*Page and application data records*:
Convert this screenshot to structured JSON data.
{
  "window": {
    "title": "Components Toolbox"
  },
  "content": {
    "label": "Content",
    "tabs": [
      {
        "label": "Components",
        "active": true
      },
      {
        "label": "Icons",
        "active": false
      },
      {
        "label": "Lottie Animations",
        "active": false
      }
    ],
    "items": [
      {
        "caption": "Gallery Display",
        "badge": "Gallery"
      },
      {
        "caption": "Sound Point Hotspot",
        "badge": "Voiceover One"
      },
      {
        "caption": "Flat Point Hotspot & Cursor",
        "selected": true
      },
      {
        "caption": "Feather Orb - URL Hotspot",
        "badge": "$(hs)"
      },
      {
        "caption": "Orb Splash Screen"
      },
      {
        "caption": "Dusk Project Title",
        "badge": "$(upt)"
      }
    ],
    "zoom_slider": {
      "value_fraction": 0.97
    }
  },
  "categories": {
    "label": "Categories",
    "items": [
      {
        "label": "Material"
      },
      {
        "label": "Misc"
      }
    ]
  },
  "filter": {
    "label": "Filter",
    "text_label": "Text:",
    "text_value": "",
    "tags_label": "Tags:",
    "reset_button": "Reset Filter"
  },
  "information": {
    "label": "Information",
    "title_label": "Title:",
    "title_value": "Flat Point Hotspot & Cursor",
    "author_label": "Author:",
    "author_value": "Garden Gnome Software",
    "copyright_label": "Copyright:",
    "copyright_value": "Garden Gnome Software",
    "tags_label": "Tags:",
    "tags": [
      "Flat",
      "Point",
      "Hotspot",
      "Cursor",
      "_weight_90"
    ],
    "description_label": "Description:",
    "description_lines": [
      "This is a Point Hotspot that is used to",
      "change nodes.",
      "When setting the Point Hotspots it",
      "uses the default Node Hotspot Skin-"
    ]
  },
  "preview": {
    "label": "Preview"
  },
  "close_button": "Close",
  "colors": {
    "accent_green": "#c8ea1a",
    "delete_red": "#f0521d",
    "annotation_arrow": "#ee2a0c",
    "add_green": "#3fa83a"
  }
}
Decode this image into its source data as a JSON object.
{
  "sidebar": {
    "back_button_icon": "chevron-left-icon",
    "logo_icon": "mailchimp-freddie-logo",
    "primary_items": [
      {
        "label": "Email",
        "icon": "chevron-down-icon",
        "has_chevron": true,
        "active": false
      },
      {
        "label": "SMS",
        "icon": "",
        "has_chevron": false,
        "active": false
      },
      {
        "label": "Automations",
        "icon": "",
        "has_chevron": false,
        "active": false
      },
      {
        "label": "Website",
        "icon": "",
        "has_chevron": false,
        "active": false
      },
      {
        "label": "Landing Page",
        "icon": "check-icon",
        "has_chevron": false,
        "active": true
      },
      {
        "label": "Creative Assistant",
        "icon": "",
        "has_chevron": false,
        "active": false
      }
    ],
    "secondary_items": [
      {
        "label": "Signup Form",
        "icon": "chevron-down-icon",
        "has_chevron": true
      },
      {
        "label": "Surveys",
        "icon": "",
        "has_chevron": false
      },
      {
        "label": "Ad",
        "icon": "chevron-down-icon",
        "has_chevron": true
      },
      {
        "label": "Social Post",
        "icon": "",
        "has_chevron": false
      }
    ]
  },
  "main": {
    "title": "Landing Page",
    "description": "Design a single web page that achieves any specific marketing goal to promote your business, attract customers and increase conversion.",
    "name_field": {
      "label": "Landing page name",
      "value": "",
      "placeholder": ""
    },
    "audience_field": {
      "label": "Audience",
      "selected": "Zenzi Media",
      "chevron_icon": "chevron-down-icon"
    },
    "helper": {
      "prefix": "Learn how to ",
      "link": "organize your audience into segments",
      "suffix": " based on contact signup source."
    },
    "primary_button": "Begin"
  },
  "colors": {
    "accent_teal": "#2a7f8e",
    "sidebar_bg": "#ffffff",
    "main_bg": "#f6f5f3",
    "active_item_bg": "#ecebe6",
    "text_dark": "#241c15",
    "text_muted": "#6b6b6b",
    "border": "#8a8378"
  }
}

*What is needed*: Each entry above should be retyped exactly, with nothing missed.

*Solved exercise*:
Convert this screenshot to structured JSON data.
{
  "window": {
    "title": "Components Toolbox"
  },
  "content": {
    "label": "Content",
    "tabs": [
      {
        "label": "Components",
        "active": true
      },
      {
        "label": "Icons",
        "active": false
      },
      {
        "label": "Lottie Animations",
        "active": false
      }
    ],
    "items": [
      {
        "caption": "Gallery Display",
        "badge": "Gallery"
      },
      {
        "caption": "Sound Point Hotspot",
        "badge": "Voiceover One"
      },
      {
        "caption": "Flat Point Hotspot & Cursor",
        "selected": true
      },
      {
        "caption": "Feather Orb - URL Hotspot",
        "badge": "$(hs)"
      },
      {
        "caption": "Orb Splash Screen"
      },
      {
        "caption": "Dusk Project Title",
        "badge": "$(upt)"
      }
    ],
    "zoom_slider": {
      "value_fraction": 0.97
    }
  },
  "categories": {
    "label": "Categories",
    "items": [
      {
        "label": "Material"
      },
      {
        "label": "Misc"
      }
    ]
  },
  "filter": {
    "label": "Filter",
    "text_label": "Text:",
    "text_value": "",
    "tags_label": "Tags:",
    "reset_button": "Reset Filter"
  },
  "information": {
    "label": "Information",
    "title_label": "Title:",
    "title_value": "Flat Point Hotspot & Cursor",
    "author_label": "Author:",
    "author_value": "Garden Gnome Software",
    "copyright_label": "Copyright:",
    "copyright_value": "Garden Gnome Software",
    "tags_label": "Tags:",
    "tags": [
      "Flat",
      "Point",
      "Hotspot",
      "Cursor",
      "_weight_90"
    ],
    "description_label": "Description:",
    "description_lines": [
      "This is a Point Hotspot that is used to",
      "change nodes.",
      "When setting the Point Hotspots it",
      "uses the default Node Hotspot Skin-"
    ]
  },
  "preview": {
    "label": "Preview"
  },
  "close_button": "Close",
  "colors": {
    "accent_green": "#c8ea1a",
    "delete_red": "#f0521d",
    "annotation_arrow": "#ee2a0c",
    "add_green": "#3fa83a"
  }
}
Decode this image into its source data as a JSON object.
{
  "sidebar": {
    "back_button_icon": "chevron-left-icon",
    "logo_icon": "mailchimp-freddie-logo",
    "primary_items": [
      {
        "label": "Email",
        "icon": "chevron-down-icon",
        "has_chevron": true,
        "active": false
      },
      {
        "label": "SMS",
        "icon": "",
        "has_chevron": false,
        "active": false
      },
      {
        "label": "Automations",
        "icon": "",
        "has_chevron": false,
        "active": false
      },
      {
        "label": "Website",
        "icon": "",
        "has_chevron": false,
        "active": false
      },
      {
        "label": "Landing Page",
        "icon": "check-icon",
        "has_chevron": false,
        "active": true
      },
      {
        "label": "Creative Assistant",
        "icon": "",
        "has_chevron": false,
        "active": false
      }
    ],
    "secondary_items": [
      {
        "label": "Signup Form",
        "icon": "chevron-down-icon",
        "has_chevron": true
      },
      {
        "label": "Surveys",
        "icon": "",
        "has_chevron": false
      },
      {
        "label": "Ad",
        "icon": "chevron-down-icon",
        "has_chevron": true
      },
      {
        "label": "Social Post",
        "icon": "",
        "has_chevron": false
      }
    ]
  },
  "main": {
    "title": "Landing Page",
    "description": "Design a single web page that achieves any specific marketing goal to promote your business, attract customers and increase conversion.",
    "name_field": {
      "label": "Landing page name",
      "value": "",
      "placeholder": ""
    },
    "audience_field": {
      "label": "Audience",
      "selected": "Zenzi Media",
      "chevron_icon": "chevron-down-icon"
    },
    "helper": {
      "prefix": "Learn how to ",
      "link": "organize your audience into segments",
      "suffix": " based on contact signup source."
    },
    "primary_button": "Begin"
  },
  "colors": {
    "accent_teal": "#2a7f8e",
    "sidebar_bg": "#ffffff",
    "main_bg": "#f6f5f3",
    "active_item_bg": "#ecebe6",
    "text_dark": "#241c15",
    "text_muted": "#6b6b6b",
    "border": "#8a8378"
  }
}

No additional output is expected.